**RECORDED INFORMATION:**

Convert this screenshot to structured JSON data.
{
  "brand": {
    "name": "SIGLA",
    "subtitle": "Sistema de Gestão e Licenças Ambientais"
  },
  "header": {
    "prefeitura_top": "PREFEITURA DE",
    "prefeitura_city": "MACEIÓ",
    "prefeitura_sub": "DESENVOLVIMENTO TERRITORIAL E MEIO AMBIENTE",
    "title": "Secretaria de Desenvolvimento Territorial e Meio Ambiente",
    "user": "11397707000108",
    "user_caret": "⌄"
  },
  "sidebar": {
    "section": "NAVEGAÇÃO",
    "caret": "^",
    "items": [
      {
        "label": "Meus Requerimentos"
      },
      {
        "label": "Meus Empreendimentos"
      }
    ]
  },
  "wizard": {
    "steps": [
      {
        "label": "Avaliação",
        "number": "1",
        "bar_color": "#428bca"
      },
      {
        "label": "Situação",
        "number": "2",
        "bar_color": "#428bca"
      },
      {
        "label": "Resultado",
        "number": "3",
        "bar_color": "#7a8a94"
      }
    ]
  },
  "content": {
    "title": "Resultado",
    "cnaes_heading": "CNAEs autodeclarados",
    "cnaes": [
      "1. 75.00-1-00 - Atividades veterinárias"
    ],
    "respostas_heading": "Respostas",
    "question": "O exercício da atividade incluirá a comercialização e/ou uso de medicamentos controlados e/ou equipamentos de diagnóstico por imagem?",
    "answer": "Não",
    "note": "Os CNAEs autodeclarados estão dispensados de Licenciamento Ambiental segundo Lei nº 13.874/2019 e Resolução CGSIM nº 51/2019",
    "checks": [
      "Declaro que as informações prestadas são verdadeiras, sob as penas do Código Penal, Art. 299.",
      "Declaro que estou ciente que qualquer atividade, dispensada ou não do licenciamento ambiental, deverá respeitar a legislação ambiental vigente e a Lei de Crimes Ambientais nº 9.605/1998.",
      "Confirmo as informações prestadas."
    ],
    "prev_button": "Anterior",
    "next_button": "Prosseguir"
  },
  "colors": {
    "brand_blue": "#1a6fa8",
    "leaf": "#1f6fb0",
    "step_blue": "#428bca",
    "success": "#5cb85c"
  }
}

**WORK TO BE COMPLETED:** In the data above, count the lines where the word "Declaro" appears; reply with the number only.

**WRITTEN REPLY:** 2